== Segment start ==

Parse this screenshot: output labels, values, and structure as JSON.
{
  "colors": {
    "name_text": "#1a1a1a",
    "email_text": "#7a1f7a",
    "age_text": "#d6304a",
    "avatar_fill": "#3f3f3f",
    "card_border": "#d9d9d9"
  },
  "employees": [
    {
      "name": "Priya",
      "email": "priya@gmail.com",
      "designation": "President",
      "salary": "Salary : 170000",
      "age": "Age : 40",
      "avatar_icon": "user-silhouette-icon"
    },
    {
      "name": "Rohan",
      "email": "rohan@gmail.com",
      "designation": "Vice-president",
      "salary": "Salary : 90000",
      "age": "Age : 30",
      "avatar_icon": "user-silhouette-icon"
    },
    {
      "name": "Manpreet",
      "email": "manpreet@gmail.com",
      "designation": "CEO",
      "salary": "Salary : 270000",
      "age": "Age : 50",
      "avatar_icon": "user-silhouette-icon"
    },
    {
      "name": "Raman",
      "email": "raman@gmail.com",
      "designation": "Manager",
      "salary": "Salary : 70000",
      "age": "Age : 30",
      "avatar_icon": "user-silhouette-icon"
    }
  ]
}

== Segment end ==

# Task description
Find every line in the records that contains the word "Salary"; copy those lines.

# Response box
      "salary": "Salary : 170000",
      "salary": "Salary : 90000",
      "salary": "Salary : 270000",
      "salary": "Salary : 70000",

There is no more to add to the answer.